Video surfaces of alleged Hizb militants beating Kashmiri police informers
A grim video surfaced in the Kashmir Valley on Friday, showing a group of alleged Hizbul Mujahideen gunmen assaulting two suspected police informers, giving them a rough haircut, and shoving one of the victim’s head into a bucket of water.
The dark and grainy seven-minute video starts with the Hizbul militant group’s name and insignia scrolled on it, and goes on to show a dark room in which a man in military camouflage clothing uses a pair of scissors to roughly trim the hair of a person squatting on the ground with folded hands.
A ticker running below shows: “Breaking news: Asalamualaikum: ye wo gaddar hai jo police mai SPO barti hone ke liye mujahideen ki khabar Hindustani kutton ko detey hai.”
(These are the traitors who join police to provide information about Mujahideen to Indian dogs.)
The camera then pans to another man whose hair was given a crooked cut by then, and a couple of men thrash him with sticks.

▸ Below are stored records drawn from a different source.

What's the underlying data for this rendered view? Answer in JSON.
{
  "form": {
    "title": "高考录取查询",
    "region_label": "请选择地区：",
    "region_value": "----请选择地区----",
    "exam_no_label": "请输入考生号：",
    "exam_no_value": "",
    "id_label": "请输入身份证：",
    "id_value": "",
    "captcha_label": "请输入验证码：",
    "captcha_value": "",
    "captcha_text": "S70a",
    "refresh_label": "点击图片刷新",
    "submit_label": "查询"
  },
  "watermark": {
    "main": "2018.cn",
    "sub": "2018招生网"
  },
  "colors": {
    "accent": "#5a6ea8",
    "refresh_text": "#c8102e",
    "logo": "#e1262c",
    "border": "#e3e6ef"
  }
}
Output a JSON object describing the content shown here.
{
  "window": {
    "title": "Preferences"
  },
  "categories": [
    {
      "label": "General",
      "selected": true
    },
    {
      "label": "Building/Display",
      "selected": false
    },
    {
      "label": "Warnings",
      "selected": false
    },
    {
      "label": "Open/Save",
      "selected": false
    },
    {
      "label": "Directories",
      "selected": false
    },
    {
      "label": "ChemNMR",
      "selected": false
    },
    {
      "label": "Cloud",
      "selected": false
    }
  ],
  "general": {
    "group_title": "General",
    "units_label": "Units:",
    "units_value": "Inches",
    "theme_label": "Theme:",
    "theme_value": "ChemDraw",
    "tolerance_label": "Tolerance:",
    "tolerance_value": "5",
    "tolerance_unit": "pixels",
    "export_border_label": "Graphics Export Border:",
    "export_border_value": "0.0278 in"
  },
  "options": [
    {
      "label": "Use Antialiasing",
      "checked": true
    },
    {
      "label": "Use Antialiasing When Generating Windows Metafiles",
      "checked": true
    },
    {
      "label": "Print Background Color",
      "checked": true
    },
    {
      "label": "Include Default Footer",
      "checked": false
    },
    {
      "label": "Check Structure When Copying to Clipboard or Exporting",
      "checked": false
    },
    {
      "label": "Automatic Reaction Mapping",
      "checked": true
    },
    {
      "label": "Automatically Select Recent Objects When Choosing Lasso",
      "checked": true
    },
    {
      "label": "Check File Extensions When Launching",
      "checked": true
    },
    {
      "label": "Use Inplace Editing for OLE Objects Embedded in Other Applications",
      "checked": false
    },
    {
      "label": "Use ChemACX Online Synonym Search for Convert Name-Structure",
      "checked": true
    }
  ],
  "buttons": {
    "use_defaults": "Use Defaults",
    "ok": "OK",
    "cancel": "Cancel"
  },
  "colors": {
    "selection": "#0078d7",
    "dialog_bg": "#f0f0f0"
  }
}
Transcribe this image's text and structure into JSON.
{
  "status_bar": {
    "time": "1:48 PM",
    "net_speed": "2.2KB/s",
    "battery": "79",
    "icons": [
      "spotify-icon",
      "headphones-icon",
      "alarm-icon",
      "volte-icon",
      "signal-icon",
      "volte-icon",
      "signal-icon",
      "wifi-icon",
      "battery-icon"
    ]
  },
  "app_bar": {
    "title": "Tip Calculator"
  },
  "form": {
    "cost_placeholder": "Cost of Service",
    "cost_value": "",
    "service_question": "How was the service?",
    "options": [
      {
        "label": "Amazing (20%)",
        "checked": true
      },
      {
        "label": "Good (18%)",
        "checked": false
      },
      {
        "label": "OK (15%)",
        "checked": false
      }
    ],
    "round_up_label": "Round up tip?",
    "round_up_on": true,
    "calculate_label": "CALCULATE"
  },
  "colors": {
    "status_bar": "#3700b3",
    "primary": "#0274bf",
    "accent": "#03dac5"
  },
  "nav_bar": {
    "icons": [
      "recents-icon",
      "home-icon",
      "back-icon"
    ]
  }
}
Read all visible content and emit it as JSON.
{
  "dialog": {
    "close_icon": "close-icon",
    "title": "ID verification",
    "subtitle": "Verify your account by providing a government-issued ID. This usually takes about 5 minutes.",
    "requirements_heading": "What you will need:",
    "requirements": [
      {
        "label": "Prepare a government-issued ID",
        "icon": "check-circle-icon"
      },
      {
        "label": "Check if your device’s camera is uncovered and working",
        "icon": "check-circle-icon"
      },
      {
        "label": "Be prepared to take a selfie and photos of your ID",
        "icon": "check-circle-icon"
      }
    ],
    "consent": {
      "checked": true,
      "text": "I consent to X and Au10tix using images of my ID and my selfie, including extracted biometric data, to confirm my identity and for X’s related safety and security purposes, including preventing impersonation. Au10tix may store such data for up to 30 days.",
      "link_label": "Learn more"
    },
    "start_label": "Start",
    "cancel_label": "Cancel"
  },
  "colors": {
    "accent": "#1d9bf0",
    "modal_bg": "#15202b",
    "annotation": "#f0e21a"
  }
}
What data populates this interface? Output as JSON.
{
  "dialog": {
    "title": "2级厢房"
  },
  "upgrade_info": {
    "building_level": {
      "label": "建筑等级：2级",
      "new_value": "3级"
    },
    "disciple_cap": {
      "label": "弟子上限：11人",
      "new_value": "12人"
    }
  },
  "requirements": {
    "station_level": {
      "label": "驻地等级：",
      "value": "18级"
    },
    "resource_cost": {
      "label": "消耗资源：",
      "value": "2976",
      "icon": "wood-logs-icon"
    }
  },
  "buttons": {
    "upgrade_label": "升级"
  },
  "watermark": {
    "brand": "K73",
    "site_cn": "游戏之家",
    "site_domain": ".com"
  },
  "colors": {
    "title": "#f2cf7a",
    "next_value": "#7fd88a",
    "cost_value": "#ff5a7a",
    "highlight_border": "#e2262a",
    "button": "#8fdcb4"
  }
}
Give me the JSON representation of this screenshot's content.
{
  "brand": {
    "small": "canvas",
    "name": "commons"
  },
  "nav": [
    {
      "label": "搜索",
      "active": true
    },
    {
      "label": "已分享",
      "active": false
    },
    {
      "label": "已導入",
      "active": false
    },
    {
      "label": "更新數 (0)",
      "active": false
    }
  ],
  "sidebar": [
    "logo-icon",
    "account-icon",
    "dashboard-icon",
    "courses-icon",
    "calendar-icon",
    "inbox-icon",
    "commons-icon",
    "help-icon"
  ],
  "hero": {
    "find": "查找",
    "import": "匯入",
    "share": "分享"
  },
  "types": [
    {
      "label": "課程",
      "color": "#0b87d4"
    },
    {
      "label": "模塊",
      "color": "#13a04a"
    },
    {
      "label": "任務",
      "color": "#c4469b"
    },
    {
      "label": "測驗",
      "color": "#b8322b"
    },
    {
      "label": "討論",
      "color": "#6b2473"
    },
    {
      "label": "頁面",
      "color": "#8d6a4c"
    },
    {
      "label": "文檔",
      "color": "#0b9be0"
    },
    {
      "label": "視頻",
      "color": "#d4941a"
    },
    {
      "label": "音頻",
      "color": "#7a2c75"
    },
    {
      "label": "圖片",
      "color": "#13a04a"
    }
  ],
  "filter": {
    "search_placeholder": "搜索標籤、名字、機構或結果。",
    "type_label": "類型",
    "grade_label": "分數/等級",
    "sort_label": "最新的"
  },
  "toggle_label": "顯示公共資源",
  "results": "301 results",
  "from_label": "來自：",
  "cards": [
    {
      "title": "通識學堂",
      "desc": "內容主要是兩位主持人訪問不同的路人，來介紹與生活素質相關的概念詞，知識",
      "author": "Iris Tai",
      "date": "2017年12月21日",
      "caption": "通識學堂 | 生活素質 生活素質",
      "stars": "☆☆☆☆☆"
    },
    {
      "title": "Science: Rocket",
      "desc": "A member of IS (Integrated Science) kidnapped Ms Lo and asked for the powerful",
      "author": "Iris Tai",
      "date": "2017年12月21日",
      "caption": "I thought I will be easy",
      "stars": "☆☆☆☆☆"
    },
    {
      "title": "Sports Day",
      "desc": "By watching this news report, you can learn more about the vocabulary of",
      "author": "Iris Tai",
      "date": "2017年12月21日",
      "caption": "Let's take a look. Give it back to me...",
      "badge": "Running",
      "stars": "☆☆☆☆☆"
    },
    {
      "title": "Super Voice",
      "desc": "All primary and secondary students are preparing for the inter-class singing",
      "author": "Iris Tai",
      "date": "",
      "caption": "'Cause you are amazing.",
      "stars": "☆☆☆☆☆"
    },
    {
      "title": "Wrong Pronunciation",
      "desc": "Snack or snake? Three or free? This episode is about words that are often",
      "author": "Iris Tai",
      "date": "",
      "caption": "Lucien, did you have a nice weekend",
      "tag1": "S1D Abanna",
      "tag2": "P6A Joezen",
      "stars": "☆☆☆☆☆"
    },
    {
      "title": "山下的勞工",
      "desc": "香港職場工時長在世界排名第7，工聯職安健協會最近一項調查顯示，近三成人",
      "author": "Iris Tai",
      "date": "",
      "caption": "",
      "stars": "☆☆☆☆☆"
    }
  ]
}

At one point, the assaulters shove one of their victim’s head into a bucket of water and beat him.
The clip, probably shot with a mobile phone, doesn’t have pictures in large parts. The language spoken by the men seems Kashmiri, but was incomprehensible because of the poor audio quality.
The video was tagged as Tral, the south Kashmir hometown of slain Hijbul militant commander Burhan Wani whose death last July triggered a long public unrest in the Valley.
“I have not seen the video,” said Mohammad Zaid, the police superintendent of Awantipora under whose jurisdiction Tral falls.
Hindustan Times could not confirm independently the identity of the victims and the authenticity of the video, shared on WhatsApp messaging groups run on VPN software to dodge the government’s latest ban on social media in Kashmir.
Top Hizbul commander Zakir Rashid Bhat was seen in a video this March in which he accused Kashmiri policemen and their informers of committing “anti-Islamic acts” by “joining the evil”.
Friday’s assault clip follows a string of videos in April that purportedly showed human rights violations by security forces in Kashmir.
The government suspended high-speed internet and then blocked 22 social media websites and groups such as Facebook, Twitter and WhatsApp to stop the circulation of stirring videos in the troubled Valley.
But people have dodged the ban with technology such as VPN, which allows users to go incognito.